Ghana drafts plan to protect blue economy


Ghana sees enormous potential in its blue economy, but faces threats including piracy, illegal fishing, drug smuggling and human trafficking.

The new National Integrated Maritime Strategy (NIMS) aims to ensure that Ghana’s maritime domain will be safe and its blue economy thriving by 2040.

The strategy has been in the works since 2016. It was drafted after consultations with state agencies and departments; local private entities, including those with fisheries and environmental interests; commercial and non-commercial maritime actors; experts and international partners; among others.

It was developed with support from the Centre for Maritime Law and Security (CEMLAWS) and the United Nations Office on Drugs and Crime with funding from Denmark.

Rear Admiral Issah Yakubu, chief of the Ghana Naval Staff, said the integrated strategy was necessary due to the number of ministries, agencies and departments involved in the fisheries sector.

“If the Navy has a ship, should another agency go and buy the same ship that does the same thing when we can easily collaborate, put our resources together and support each other?” Yakubu said in a Ghana News Agency report. “At the end of the day, it is for one goal, the safety, security and blossoming of our blue economy.”

The goal is to strengthen Ghana’s framework of maritime governance; ensure the security of its maritime domain; protect the marine environment; promote research, awareness and knowledge-sharing; and develop regional and international cooperation, according to a report by Ghana Web.

Kofi Mbiah, a maritime law consultant, said political will is critical to the strategy’s success.

“This plan can be put in a glossy document with all the fine details, but if we don’t execute for the expected rational outcome, then it will be an exercise in futility,” Mbiah told Ghana Web.

Protecting Ghanaian waters is critical as about 10% of the country’s labor force works in the fisheries sector and about 70% of Ghanaian trade is carried through its ports in Tema and Takoradi, according to a report by The Conversation Africa.

While piracy has dropped dramatically throughout West Africa since 2020, the region remains a target for illegal, unreported and unregulated (IUU) fishing by large foreign industrial trawlers capable of catching far more fish than can artisanal canoes. Experts have linked IUU fishing to myriad other sea crimes.

An investigation by the Environmental Justice Foundation found that 90% of fishing vessels operating in Ghana are owned by Chinese companies, often operating through disguised front companies. Ghana loses $50 million a year through opaque arrangements with foreign companies, the foundation found.

The results of overfishing in Ghana have been catastrophic.

More than 100,000 fishermen and 11,000 canoes operate in the country, but average annual income has dropped by as much as 40% per artisanal canoe in the past 15 years, according to the foundation. Illegal fishing has also decimated fish stocks, causing prices to soar and driving food insecurity.
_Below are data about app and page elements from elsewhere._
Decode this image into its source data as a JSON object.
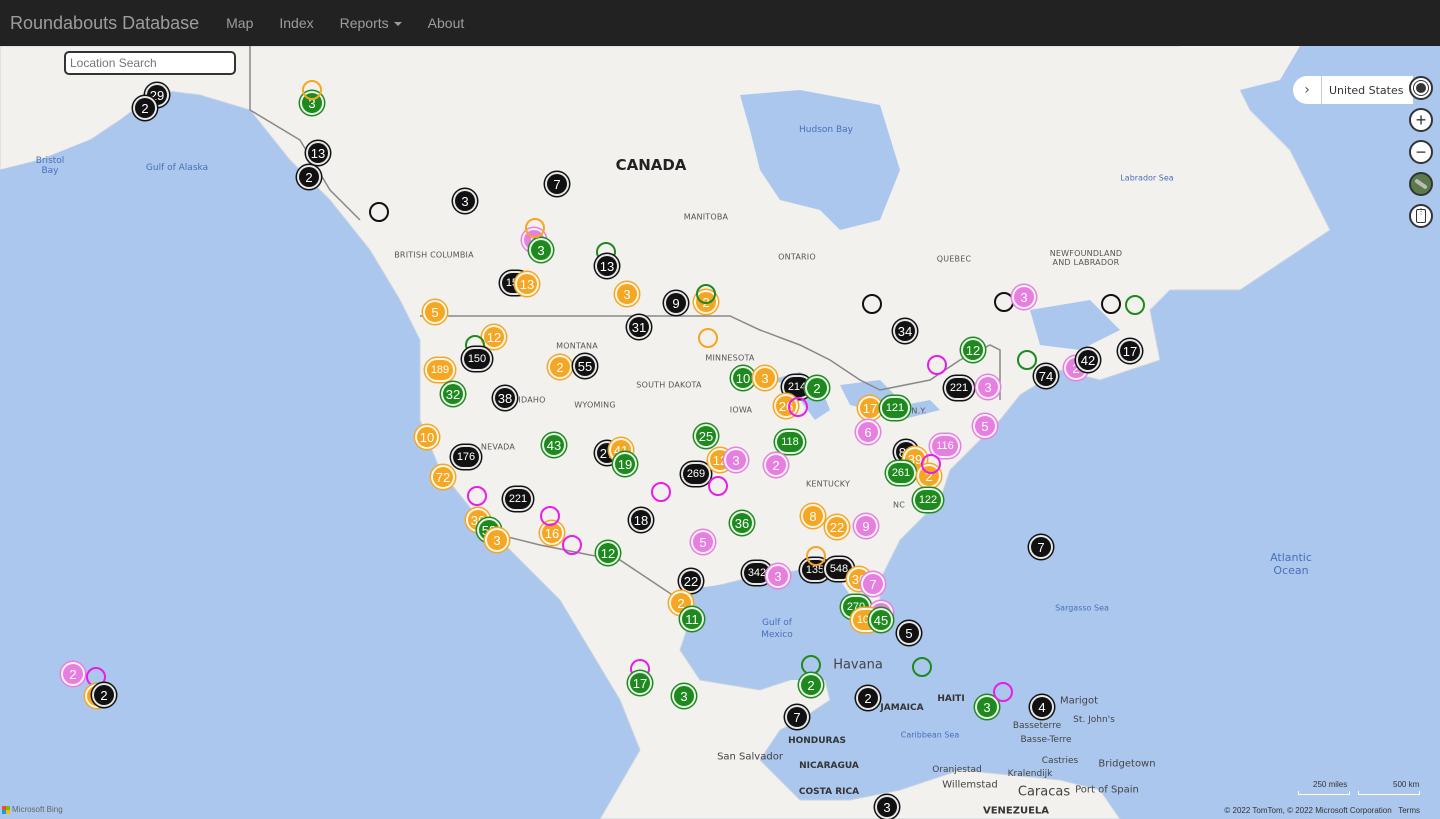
{
  "navbar": {
    "brand": "Roundabouts Database",
    "items": [
      {
        "label": "Map"
      },
      {
        "label": "Index"
      },
      {
        "label": "Reports",
        "has_dropdown": true
      },
      {
        "label": "About"
      }
    ]
  },
  "search": {
    "placeholder": "Location Search",
    "value": ""
  },
  "map_controls": {
    "location_label": "United States",
    "expand_icon": "chevron-right-icon",
    "buttons": [
      "locate-me-icon",
      "zoom-in-icon",
      "zoom-out-icon",
      "map-style-icon",
      "traffic-icon"
    ]
  },
  "map_labels": {
    "countries": [
      "CANADA"
    ],
    "regions": [
      "BRITISH COLUMBIA",
      "MANITOBA",
      "ONTARIO",
      "QUEBEC",
      "NEWFOUNDLAND AND LABRADOR",
      "MONTANA",
      "MINNESOTA",
      "SOUTH DAKOTA",
      "IDAHO",
      "WYOMING",
      "IOWA",
      "NEVADA",
      "KENTUCKY",
      "N.Y.",
      "NC"
    ],
    "water": [
      "Hudson Bay",
      "Gulf of Alaska",
      "Bristol Bay",
      "Labrador Sea",
      "Gulf of Mexico",
      "Caribbean Sea",
      "Sargasso Sea",
      "Atlantic Ocean"
    ],
    "small_countries": [
      "HAITI",
      "JAMAICA",
      "HONDURAS",
      "NICARAGUA",
      "COSTA RICA",
      "VENEZUELA"
    ],
    "cities": [
      "Havana",
      "San Salvador",
      "Marigot",
      "Basseterre",
      "St. John's",
      "Basse-Terre",
      "Castries",
      "Bridgetown",
      "Oranjestad",
      "Kralendijk",
      "Willemstad",
      "Caracas",
      "Port of Spain"
    ]
  },
  "legend_colors": {
    "black": "#111111",
    "green": "#1e8a1e",
    "orange": "#f5a623",
    "pink": "#e77fe0",
    "magenta": "#e81ee8"
  },
  "markers": [
    {
      "count": "29",
      "color": "black"
    },
    {
      "count": "2",
      "color": "black"
    },
    {
      "count": "3",
      "color": "green"
    },
    {
      "count": "",
      "color": "orange",
      "ring": true
    },
    {
      "count": "13",
      "color": "black"
    },
    {
      "count": "2",
      "color": "black"
    },
    {
      "count": "",
      "color": "black",
      "ring": true
    },
    {
      "count": "3",
      "color": "black"
    },
    {
      "count": "7",
      "color": "black"
    },
    {
      "count": "6",
      "color": "pink"
    },
    {
      "count": "3",
      "color": "green"
    },
    {
      "count": "",
      "color": "orange",
      "ring": true
    },
    {
      "count": "",
      "color": "green",
      "ring": true
    },
    {
      "count": "13",
      "color": "black"
    },
    {
      "count": "150",
      "color": "black"
    },
    {
      "count": "13",
      "color": "orange"
    },
    {
      "count": "3",
      "color": "orange"
    },
    {
      "count": "9",
      "color": "black"
    },
    {
      "count": "2",
      "color": "orange"
    },
    {
      "count": "",
      "color": "green",
      "ring": true
    },
    {
      "count": "5",
      "color": "orange"
    },
    {
      "count": "31",
      "color": "black"
    },
    {
      "count": "12",
      "color": "orange"
    },
    {
      "count": "",
      "color": "green",
      "ring": true
    },
    {
      "count": "150",
      "color": "black"
    },
    {
      "count": "",
      "color": "orange",
      "ring": true
    },
    {
      "count": "",
      "color": "black",
      "ring": true
    },
    {
      "count": "34",
      "color": "black"
    },
    {
      "count": "",
      "color": "black",
      "ring": true
    },
    {
      "count": "3",
      "color": "pink"
    },
    {
      "count": "",
      "color": "black",
      "ring": true
    },
    {
      "count": "",
      "color": "green",
      "ring": true
    },
    {
      "count": "189",
      "color": "orange"
    },
    {
      "count": "32",
      "color": "green"
    },
    {
      "count": "38",
      "color": "black"
    },
    {
      "count": "2",
      "color": "orange"
    },
    {
      "count": "55",
      "color": "black"
    },
    {
      "count": "10",
      "color": "green"
    },
    {
      "count": "3",
      "color": "orange"
    },
    {
      "count": "214",
      "color": "black"
    },
    {
      "count": "2",
      "color": "green"
    },
    {
      "count": "26",
      "color": "orange"
    },
    {
      "count": "",
      "color": "magenta",
      "ring": true
    },
    {
      "count": "17",
      "color": "orange"
    },
    {
      "count": "121",
      "color": "green"
    },
    {
      "count": "",
      "color": "magenta",
      "ring": true
    },
    {
      "count": "12",
      "color": "green"
    },
    {
      "count": "",
      "color": "green",
      "ring": true
    },
    {
      "count": "221",
      "color": "black"
    },
    {
      "count": "3",
      "color": "pink"
    },
    {
      "count": "74",
      "color": "black"
    },
    {
      "count": "2",
      "color": "pink"
    },
    {
      "count": "42",
      "color": "black"
    },
    {
      "count": "17",
      "color": "black"
    },
    {
      "count": "10",
      "color": "orange"
    },
    {
      "count": "176",
      "color": "black"
    },
    {
      "count": "43",
      "color": "green"
    },
    {
      "count": "27",
      "color": "black"
    },
    {
      "count": "41",
      "color": "orange"
    },
    {
      "count": "19",
      "color": "green"
    },
    {
      "count": "25",
      "color": "green"
    },
    {
      "count": "118",
      "color": "green"
    },
    {
      "count": "6",
      "color": "pink"
    },
    {
      "count": "116",
      "color": "pink"
    },
    {
      "count": "5",
      "color": "pink"
    },
    {
      "count": "269",
      "color": "black"
    },
    {
      "count": "12",
      "color": "orange"
    },
    {
      "count": "3",
      "color": "pink"
    },
    {
      "count": "2",
      "color": "pink"
    },
    {
      "count": "84",
      "color": "black"
    },
    {
      "count": "39",
      "color": "orange"
    },
    {
      "count": "261",
      "color": "green"
    },
    {
      "count": "2",
      "color": "orange"
    },
    {
      "count": "",
      "color": "magenta",
      "ring": true
    },
    {
      "count": "72",
      "color": "orange"
    },
    {
      "count": "",
      "color": "magenta",
      "ring": true
    },
    {
      "count": "221",
      "color": "black"
    },
    {
      "count": "",
      "color": "magenta",
      "ring": true
    },
    {
      "count": "",
      "color": "magenta",
      "ring": true
    },
    {
      "count": "122",
      "color": "green"
    },
    {
      "count": "36",
      "color": "orange"
    },
    {
      "count": "58",
      "color": "green"
    },
    {
      "count": "3",
      "color": "orange"
    },
    {
      "count": "16",
      "color": "orange"
    },
    {
      "count": "",
      "color": "magenta",
      "ring": true
    },
    {
      "count": "",
      "color": "magenta",
      "ring": true
    },
    {
      "count": "18",
      "color": "black"
    },
    {
      "count": "36",
      "color": "green"
    },
    {
      "count": "5",
      "color": "pink"
    },
    {
      "count": "8",
      "color": "orange"
    },
    {
      "count": "22",
      "color": "orange"
    },
    {
      "count": "9",
      "color": "pink"
    },
    {
      "count": "12",
      "color": "green"
    },
    {
      "count": "22",
      "color": "black"
    },
    {
      "count": "342",
      "color": "black"
    },
    {
      "count": "3",
      "color": "pink"
    },
    {
      "count": "135",
      "color": "black"
    },
    {
      "count": "548",
      "color": "black"
    },
    {
      "count": "",
      "color": "orange",
      "ring": true
    },
    {
      "count": "36",
      "color": "orange"
    },
    {
      "count": "7",
      "color": "pink"
    },
    {
      "count": "7",
      "color": "black"
    },
    {
      "count": "2",
      "color": "orange"
    },
    {
      "count": "11",
      "color": "green"
    },
    {
      "count": "270",
      "color": "green"
    },
    {
      "count": "2",
      "color": "pink"
    },
    {
      "count": "100",
      "color": "orange"
    },
    {
      "count": "45",
      "color": "green"
    },
    {
      "count": "5",
      "color": "black"
    },
    {
      "count": "",
      "color": "magenta",
      "ring": true
    },
    {
      "count": "17",
      "color": "green"
    },
    {
      "count": "3",
      "color": "green"
    },
    {
      "count": "",
      "color": "green",
      "ring": true
    },
    {
      "count": "2",
      "color": "green"
    },
    {
      "count": "",
      "color": "green",
      "ring": true
    },
    {
      "count": "2",
      "color": "black"
    },
    {
      "count": "7",
      "color": "black"
    },
    {
      "count": "3",
      "color": "green"
    },
    {
      "count": "",
      "color": "magenta",
      "ring": true
    },
    {
      "count": "4",
      "color": "black"
    },
    {
      "count": "3",
      "color": "black"
    },
    {
      "count": "2",
      "color": "pink"
    },
    {
      "count": "",
      "color": "magenta",
      "ring": true
    },
    {
      "count": "2",
      "color": "orange"
    },
    {
      "count": "2",
      "color": "black"
    }
  ],
  "scale": {
    "miles": "250 miles",
    "km": "500 km"
  },
  "footer": {
    "copyright": "© 2022 TomTom, © 2022 Microsoft Corporation",
    "terms": "Terms",
    "bing": "Microsoft Bing"
  }
}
Godred Sowah Khartey, a fellow at CEMLAWS Africa, said he believes the strategy will effectively address sea crimes and help improve the livelihoods of Ghana’s coastal communities.

“Just as we identify the challenges emerging from ocean activities so do we identify its prospects,” Khartey told Ghana Web. “The NIMS wants to get the blue economy running. Because with a thriving blue economy, jobs are created, poverty is eliminated and crime such as piracy is reduced.”

Written by Africa Defense Forum and republished with permission. The original article can be found here.